Understand that ‘these things must take place’. Correct me if I am wrong, but Jesus did say that we ought to expect such events.  And did He also not send out and commission the 12 and 70 to a journey of hardship, strive and opposition?  In other words, Jesus seems to indicate that our starting point would involve tribulation.

Understand that Jesus has overcome ‘these things’.  In John 16, Jesus encourages His followers with the following words:

Look: An hour is coming, and has come, when each of you will be scattered to his own home, and you will leave Me alone. Yet I am not alone, because the Father is with Me. I have told you these things so that in Me you may have peace. You will have suffering in this world. Be courageous!
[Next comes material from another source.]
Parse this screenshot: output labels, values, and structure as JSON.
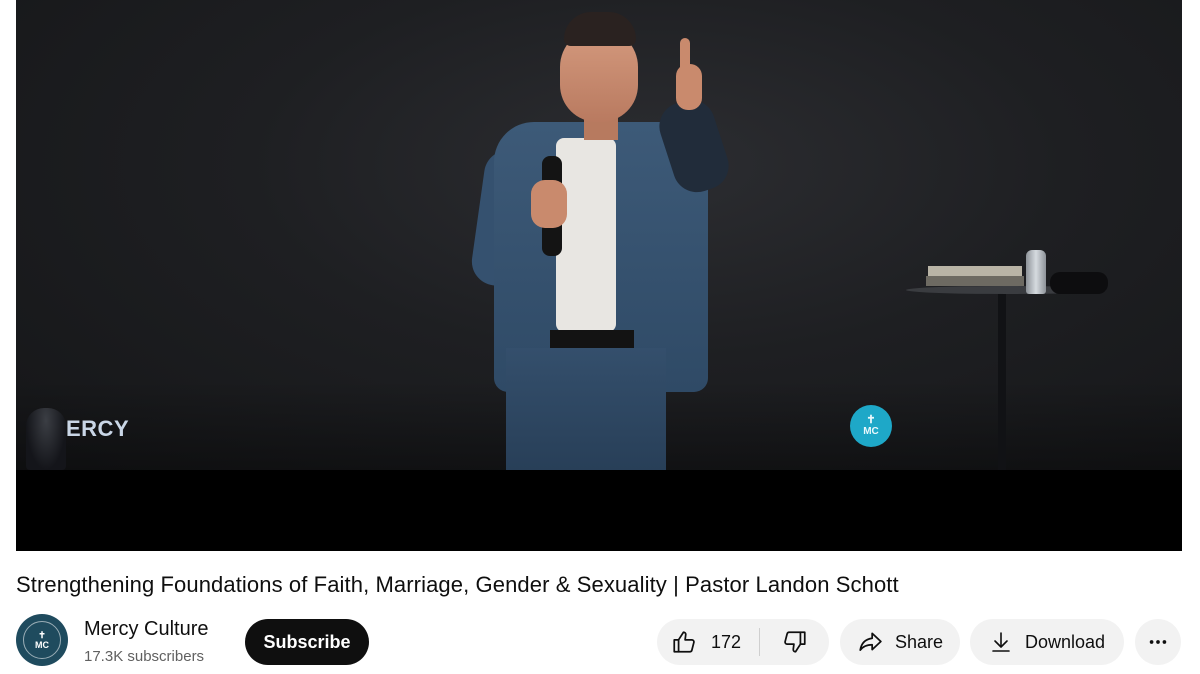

I have conquered the world.”

Do you feel encouraged?  Perhaps not.  However, the NT testifies that Jesus Himself has overcome everything that humanity and the powers of darkness threw at Him.  He and He alone stands in the both realms as King.  He and He alone is able to bring perfect shalom (peace) with God, others, within ourselves and the created order.  Jesus has conquered everything that opposes God. 

Understand my role in ‘these things’. I believes that God desires to partner with all humanity via His Spirit so that we can accomplish His mission and build His Kingdom in the midst of suffering and trials.  This perspective helps me understand not only what God is doing in the world today, but my role amidst the chaos, opposition and evil. 

Like Aslan in the Chronicles of Narnia,  Jesus is on the move to bring an end to everything that is wrong in the world and within me.  We live in a broken world that is in need of His shalom (peace).  Until He comes, there is much to do. 

C.S Lewis said that “Christianity is the story of how the rightful king has landed, you might say landed in disguise, and is calling us all to take part in a great campaign of sabotage.”

Acts 10:38 says that ‘God anointed Jesus of Nazareth with the Holy Spirit and with power’, and that Jesus ‘went about doing good and healing all who were under the tyranny of the Devil, because God was with Him.’  

Friends, God is still with us.  His Spirit is here to accomplish the same plan and Mission of Jesus.  Much is broken.  Much is wrong.  Much is misaligned.  However, the Bible seems to indicate that Yahweh’s plan will not be shaken.

Wherever you are, and whatever situation you find yourself in, my prayer for you will be this verse:  Though the mountains move and the hills shake, My love will not be removed from you and My covenant of peace will not be shaken,” says your compassionate Lord. (Isaiah 54:10)

These days are challenging, and we do not have all the answers, nor do we see all things.  There is only One who can. 

I pray that we would all come to place our hope, trust and faith in Yahweh, His Messiah (Jesus Christ of Nazareth) and His good plan for humanity and Creation. 

I pray that we all would look upon His face and see the love of Jesus. 

I will be praying for you.  Please also pray for me.